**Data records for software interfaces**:
==*==

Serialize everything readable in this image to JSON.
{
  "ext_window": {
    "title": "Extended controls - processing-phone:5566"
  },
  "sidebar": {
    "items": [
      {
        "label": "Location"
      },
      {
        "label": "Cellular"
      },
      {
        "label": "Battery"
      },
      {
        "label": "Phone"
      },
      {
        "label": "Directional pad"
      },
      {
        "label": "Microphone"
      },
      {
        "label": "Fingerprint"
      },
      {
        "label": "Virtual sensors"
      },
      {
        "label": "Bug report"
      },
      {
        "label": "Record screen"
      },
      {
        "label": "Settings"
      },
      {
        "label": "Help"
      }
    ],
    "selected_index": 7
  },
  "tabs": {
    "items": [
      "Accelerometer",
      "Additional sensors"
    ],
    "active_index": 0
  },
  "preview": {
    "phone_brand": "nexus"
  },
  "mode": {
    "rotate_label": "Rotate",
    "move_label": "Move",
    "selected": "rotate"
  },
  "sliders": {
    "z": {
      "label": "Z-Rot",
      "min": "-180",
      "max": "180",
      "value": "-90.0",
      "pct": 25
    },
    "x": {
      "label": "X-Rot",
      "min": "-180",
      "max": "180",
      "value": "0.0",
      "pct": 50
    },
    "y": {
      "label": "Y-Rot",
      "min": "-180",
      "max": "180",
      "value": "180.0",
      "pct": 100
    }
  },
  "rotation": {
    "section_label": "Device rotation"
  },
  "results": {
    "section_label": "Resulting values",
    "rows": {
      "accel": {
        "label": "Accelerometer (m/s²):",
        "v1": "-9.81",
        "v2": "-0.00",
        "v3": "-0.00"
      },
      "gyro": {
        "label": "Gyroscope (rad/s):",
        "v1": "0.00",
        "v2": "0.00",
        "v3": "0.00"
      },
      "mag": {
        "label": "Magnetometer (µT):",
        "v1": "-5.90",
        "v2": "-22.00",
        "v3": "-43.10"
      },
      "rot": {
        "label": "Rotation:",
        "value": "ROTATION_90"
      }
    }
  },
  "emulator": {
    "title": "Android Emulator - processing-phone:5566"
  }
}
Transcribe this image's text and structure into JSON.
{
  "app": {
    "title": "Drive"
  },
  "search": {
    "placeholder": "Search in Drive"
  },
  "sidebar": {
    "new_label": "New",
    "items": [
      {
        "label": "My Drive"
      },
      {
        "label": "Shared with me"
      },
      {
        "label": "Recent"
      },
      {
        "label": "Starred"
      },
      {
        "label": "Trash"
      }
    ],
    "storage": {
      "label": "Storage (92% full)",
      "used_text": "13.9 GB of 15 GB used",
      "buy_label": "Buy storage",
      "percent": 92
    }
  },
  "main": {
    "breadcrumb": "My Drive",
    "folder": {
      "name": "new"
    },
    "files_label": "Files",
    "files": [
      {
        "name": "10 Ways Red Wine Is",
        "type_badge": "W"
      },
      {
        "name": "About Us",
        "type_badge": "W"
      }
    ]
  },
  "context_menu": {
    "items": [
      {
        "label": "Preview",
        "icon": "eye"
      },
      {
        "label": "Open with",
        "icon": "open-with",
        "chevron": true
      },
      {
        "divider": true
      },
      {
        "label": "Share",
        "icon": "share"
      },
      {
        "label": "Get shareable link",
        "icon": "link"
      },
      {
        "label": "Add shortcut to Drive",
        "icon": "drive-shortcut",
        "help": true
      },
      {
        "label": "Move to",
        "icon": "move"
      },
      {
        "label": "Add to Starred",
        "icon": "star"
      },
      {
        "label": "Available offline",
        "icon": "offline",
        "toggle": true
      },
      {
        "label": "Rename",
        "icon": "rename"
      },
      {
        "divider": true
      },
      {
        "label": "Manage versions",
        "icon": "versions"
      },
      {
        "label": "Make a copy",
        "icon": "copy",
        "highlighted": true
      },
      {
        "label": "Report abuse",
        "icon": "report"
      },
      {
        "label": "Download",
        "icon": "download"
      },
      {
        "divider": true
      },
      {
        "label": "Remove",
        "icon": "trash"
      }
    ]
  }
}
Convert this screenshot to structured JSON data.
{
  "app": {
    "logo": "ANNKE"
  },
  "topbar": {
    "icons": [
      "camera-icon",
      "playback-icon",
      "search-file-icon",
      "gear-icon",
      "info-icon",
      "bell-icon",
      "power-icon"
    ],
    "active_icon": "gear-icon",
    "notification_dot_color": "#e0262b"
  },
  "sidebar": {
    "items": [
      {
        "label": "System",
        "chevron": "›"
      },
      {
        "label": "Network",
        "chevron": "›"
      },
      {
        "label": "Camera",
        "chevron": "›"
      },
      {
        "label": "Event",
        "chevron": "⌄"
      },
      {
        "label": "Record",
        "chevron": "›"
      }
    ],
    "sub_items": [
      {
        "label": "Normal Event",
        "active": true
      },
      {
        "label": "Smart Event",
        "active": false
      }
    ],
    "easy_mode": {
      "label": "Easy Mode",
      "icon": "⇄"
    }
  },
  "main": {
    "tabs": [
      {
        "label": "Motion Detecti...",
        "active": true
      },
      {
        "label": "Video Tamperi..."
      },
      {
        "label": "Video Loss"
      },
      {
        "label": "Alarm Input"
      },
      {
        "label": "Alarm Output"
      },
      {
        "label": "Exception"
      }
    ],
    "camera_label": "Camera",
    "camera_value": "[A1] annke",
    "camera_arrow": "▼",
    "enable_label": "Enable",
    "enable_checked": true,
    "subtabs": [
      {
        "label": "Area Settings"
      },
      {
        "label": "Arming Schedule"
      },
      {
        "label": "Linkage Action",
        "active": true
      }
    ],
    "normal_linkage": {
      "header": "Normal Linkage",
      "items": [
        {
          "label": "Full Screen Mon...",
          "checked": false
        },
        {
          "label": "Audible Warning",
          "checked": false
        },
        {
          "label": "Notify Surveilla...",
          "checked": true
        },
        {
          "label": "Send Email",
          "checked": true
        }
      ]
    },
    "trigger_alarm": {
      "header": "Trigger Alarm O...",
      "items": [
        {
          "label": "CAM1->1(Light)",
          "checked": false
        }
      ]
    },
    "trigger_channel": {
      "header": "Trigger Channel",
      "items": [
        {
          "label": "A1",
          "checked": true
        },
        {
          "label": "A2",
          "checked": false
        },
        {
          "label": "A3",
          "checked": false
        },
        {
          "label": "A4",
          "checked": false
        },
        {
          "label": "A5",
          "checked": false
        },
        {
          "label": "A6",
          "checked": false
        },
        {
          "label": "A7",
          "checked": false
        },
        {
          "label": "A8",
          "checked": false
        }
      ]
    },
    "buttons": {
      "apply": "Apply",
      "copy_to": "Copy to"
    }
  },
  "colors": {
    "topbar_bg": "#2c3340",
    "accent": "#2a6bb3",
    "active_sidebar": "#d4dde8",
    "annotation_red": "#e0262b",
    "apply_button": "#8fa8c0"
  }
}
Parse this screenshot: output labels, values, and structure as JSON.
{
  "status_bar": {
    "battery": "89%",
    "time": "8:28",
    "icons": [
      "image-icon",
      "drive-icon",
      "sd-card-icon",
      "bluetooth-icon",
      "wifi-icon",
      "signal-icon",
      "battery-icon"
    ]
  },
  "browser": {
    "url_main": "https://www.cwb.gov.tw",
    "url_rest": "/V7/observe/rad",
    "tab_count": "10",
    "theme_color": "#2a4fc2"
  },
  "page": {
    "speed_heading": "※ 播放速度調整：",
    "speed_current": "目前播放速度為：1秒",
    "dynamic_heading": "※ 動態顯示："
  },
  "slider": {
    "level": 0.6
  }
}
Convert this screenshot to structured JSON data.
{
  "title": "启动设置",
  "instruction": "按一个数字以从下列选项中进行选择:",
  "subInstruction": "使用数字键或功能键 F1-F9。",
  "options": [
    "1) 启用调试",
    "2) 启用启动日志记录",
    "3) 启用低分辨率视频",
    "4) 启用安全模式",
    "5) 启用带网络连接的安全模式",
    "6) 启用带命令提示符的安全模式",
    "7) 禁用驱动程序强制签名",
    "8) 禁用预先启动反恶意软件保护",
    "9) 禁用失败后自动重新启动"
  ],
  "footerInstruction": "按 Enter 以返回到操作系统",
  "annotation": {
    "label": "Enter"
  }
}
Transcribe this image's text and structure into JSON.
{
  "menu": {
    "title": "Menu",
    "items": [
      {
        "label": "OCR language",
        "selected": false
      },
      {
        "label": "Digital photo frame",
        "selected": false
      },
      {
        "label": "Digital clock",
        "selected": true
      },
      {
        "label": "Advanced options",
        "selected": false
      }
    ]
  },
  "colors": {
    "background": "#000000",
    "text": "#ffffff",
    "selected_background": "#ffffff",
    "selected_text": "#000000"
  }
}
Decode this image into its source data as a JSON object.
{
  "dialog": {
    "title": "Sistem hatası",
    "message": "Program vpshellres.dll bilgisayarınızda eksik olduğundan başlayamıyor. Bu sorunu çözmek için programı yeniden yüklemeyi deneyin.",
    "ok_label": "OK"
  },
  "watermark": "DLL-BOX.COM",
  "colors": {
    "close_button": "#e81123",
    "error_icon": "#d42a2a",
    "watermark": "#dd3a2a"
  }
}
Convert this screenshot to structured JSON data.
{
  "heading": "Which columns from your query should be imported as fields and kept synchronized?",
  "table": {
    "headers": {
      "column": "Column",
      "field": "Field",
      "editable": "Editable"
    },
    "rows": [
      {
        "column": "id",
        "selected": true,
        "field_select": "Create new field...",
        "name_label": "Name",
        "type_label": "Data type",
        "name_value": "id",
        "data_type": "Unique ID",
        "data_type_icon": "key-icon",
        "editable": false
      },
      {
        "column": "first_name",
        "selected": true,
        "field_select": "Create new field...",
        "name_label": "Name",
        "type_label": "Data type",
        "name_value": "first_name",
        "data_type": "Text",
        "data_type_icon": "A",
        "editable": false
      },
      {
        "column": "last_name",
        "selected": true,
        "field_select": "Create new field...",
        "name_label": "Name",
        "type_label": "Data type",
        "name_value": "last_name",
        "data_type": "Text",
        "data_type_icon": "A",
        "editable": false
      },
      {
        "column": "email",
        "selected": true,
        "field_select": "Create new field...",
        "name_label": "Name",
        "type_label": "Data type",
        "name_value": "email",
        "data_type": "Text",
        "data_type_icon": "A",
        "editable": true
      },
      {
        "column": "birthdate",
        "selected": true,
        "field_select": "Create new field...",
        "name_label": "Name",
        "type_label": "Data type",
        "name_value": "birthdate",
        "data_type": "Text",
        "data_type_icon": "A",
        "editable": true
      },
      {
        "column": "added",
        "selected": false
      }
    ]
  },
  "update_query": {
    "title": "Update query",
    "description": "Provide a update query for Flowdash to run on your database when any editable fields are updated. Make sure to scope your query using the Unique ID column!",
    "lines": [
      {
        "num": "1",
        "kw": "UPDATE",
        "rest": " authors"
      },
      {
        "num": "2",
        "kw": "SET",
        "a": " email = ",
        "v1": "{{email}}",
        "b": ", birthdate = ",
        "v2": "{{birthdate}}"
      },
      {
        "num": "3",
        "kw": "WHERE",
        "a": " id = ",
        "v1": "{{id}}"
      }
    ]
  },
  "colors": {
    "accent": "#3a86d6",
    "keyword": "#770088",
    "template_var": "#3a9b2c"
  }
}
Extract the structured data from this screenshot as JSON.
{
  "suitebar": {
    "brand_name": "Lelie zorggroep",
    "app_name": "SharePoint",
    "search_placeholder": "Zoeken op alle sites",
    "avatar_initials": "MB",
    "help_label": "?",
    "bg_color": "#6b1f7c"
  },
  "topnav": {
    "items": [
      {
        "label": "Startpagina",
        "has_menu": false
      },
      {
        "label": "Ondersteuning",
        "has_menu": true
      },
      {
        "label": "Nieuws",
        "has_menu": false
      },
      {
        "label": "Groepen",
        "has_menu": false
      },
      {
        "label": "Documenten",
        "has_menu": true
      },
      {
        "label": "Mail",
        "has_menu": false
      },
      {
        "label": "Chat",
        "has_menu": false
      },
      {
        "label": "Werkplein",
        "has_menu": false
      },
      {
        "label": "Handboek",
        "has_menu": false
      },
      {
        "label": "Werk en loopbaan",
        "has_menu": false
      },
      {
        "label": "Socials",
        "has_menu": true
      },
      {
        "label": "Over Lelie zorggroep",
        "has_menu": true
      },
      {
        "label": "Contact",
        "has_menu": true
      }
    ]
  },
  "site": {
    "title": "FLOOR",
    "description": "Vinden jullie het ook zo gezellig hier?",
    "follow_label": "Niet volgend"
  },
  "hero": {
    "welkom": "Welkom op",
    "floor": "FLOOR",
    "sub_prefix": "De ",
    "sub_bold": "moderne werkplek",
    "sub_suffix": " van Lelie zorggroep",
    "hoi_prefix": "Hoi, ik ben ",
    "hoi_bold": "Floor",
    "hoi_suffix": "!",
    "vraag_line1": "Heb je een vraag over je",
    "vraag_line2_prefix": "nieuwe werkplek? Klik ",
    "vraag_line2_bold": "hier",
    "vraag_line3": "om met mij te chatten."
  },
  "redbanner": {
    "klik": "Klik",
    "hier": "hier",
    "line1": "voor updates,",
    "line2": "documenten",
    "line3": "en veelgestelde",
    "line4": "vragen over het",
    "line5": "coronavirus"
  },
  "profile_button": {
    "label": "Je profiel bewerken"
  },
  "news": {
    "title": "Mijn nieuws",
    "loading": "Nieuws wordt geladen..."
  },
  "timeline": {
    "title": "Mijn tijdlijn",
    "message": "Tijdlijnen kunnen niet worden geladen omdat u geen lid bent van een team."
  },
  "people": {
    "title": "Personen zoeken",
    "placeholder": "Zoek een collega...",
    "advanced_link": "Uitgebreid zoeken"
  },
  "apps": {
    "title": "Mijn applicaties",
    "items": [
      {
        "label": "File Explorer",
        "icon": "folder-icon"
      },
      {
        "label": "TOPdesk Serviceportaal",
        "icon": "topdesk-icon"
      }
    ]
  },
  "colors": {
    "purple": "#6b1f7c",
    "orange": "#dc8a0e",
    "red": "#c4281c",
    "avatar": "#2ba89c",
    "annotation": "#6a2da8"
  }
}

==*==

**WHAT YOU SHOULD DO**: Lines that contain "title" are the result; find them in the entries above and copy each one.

**OUTPUT FOR THIS EXERCISE**:
    "title": "Extended controls - processing-phone:5566"
    "title": "Android Emulator - processing-phone:5566"
    "title": "Drive"
  "title": "启动设置",
    "title": "Menu",
    "title": "Sistem hatası",
    "title": "Update query",
    "title": "FLOOR",
    "title": "Mijn nieuws",
    "title": "Mijn tijdlijn",
    "title": "Personen zoeken",
    "title": "Mijn applicaties",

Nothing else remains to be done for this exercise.